Once a person has been identified as a victim, it is paramount to remove the person from the exploitative situation and provide them with safety and security. Victims may be offered protection in various ways.
Safety is crucial where victims of human trafficking are concerned. Victims often live in fear of a suspect, or a suspect may be looking for a victim. In cases where victims are in imminent danger, please call 112 and/or notify the police immediately.
If victims have no shelter of their own, they may (under certain circumstances) be entitled to accommodation at a shelter. There are various types of shelters available with different levels of security/confidentiality in place. For more detailed information on the various levels of security at safe houses or shelters, as well as recommendations on where a specific victim should be accommodated, please contact either the care coordinator in your region or CoMensha.
Employees or staff members may also be at risk of ending up in an unsafe situation, which is why monitoring their safety must also be a key priority.
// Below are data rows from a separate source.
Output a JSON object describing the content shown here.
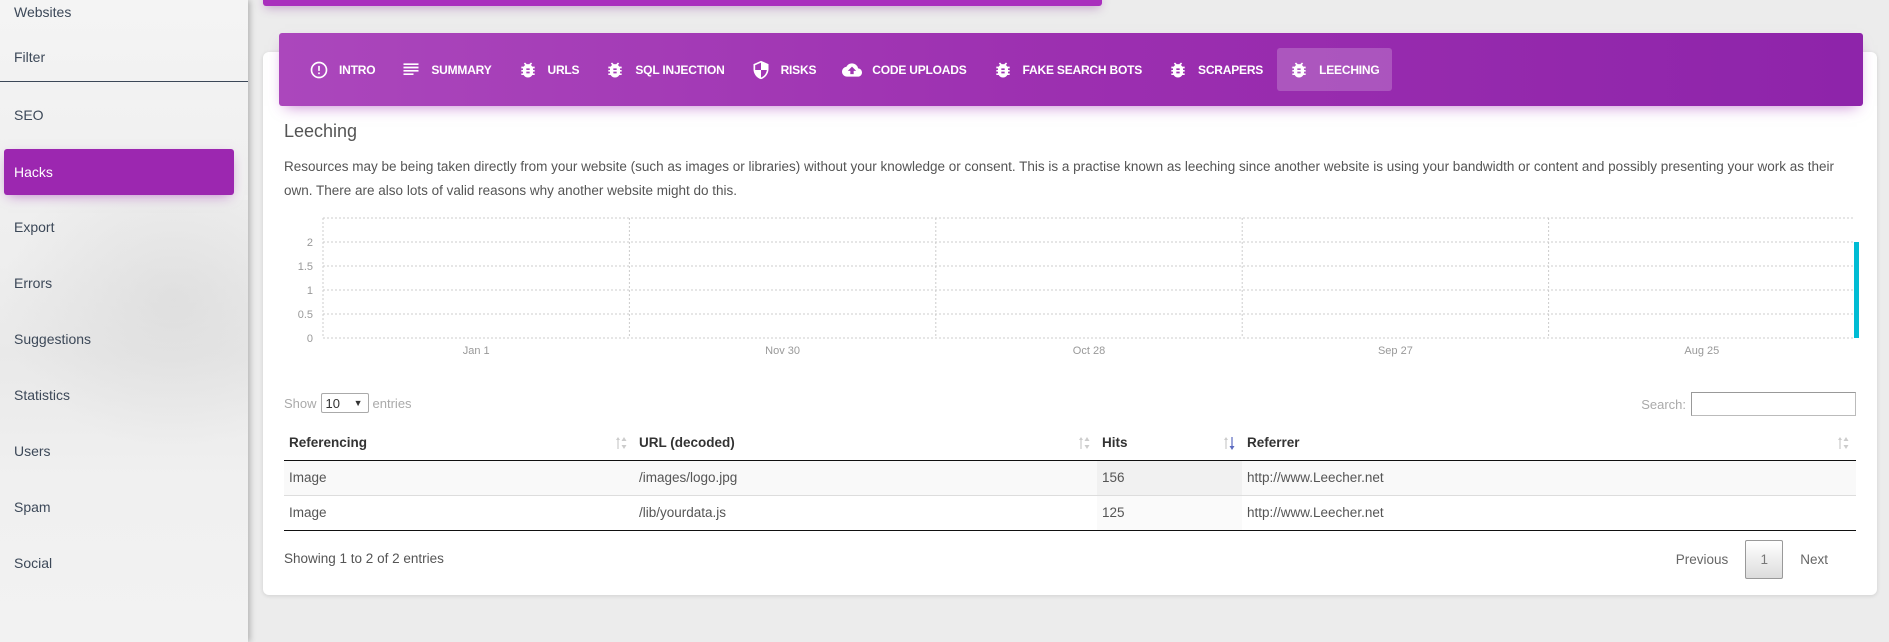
{
  "sidebar": {
    "items": [
      {
        "label": "Websites",
        "active": false
      },
      {
        "label": "Filter",
        "active": false
      },
      {
        "label": "SEO",
        "active": false
      },
      {
        "label": "Hacks",
        "active": true
      },
      {
        "label": "Export",
        "active": false
      },
      {
        "label": "Errors",
        "active": false
      },
      {
        "label": "Suggestions",
        "active": false
      },
      {
        "label": "Statistics",
        "active": false
      },
      {
        "label": "Users",
        "active": false
      },
      {
        "label": "Spam",
        "active": false
      },
      {
        "label": "Social",
        "active": false
      }
    ]
  },
  "tabs": [
    {
      "label": "INTRO",
      "icon": "info-circle-icon",
      "active": false
    },
    {
      "label": "SUMMARY",
      "icon": "list-lines-icon",
      "active": false
    },
    {
      "label": "URLS",
      "icon": "bug-icon",
      "active": false
    },
    {
      "label": "SQL INJECTION",
      "icon": "bug-icon",
      "active": false
    },
    {
      "label": "RISKS",
      "icon": "shield-icon",
      "active": false
    },
    {
      "label": "CODE UPLOADS",
      "icon": "cloud-upload-icon",
      "active": false
    },
    {
      "label": "FAKE SEARCH BOTS",
      "icon": "bug-icon",
      "active": false
    },
    {
      "label": "SCRAPERS",
      "icon": "bug-icon",
      "active": false
    },
    {
      "label": "LEECHING",
      "icon": "bug-icon",
      "active": true
    }
  ],
  "section": {
    "title": "Leeching",
    "description": "Resources may be being taken directly from your website (such as images or libraries) without your knowledge or consent. This is a practise known as leeching since another website is using your bandwidth or content and possibly presenting your work as their own. There are also lots of valid reasons why another website might do this."
  },
  "chart_data": {
    "type": "bar",
    "title": "",
    "xlabel": "",
    "ylabel": "",
    "x_tick_labels": [
      "Jan 1",
      "Nov 30",
      "Oct 28",
      "Sep 27",
      "Aug 25"
    ],
    "x_direction": "reverse-chronological (left to right)",
    "y_ticks": [
      0,
      0.5,
      1,
      1.5,
      2
    ],
    "ylim": [
      0,
      2.5
    ],
    "grid": true,
    "series": [
      {
        "name": "Leeching hits",
        "color": "#00bcd4",
        "points": [
          {
            "position": "right edge (oldest date)",
            "value": 2
          }
        ]
      }
    ]
  },
  "table": {
    "length_label_before": "Show",
    "length_value": "10",
    "length_label_after": "entries",
    "search_label": "Search:",
    "search_value": "",
    "columns": [
      {
        "label": "Referencing",
        "sort": "none"
      },
      {
        "label": "URL (decoded)",
        "sort": "none"
      },
      {
        "label": "Hits",
        "sort": "desc"
      },
      {
        "label": "Referrer",
        "sort": "none"
      }
    ],
    "rows": [
      [
        "Image",
        "/images/logo.jpg",
        "156",
        "http://www.Leecher.net"
      ],
      [
        "Image",
        "/lib/yourdata.js",
        "125",
        "http://www.Leecher.net"
      ]
    ],
    "info": "Showing 1 to 2 of 2 entries",
    "pagination": {
      "previous": "Previous",
      "current": "1",
      "next": "Next"
    }
  },
  "colors": {
    "accent": "#9c27b0",
    "chart_bar": "#00bcd4",
    "sort_active": "#5c6bc0"
  }
}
The handbook on collaboration with the police and the judicial authorities for youth-care workers (drawn up by the Azough Commission) provides recommendations for improving the safety of victims, their family members and employees of the relevant institutions.
Not only victims must be treated with care and consideration, but their information must also be given the same treatment. The Personal Data Protection Act and the Police Data Act stipulate which information may or may not be shared, as well as with which parties that information may be shared, how it is stored and how it may be used. In general, if the authorities wish to share any information pertaining to victims, they must first obtain permission from the victim(s) to that effect. For more information on the legal frameworks for the exchange of information, please click here.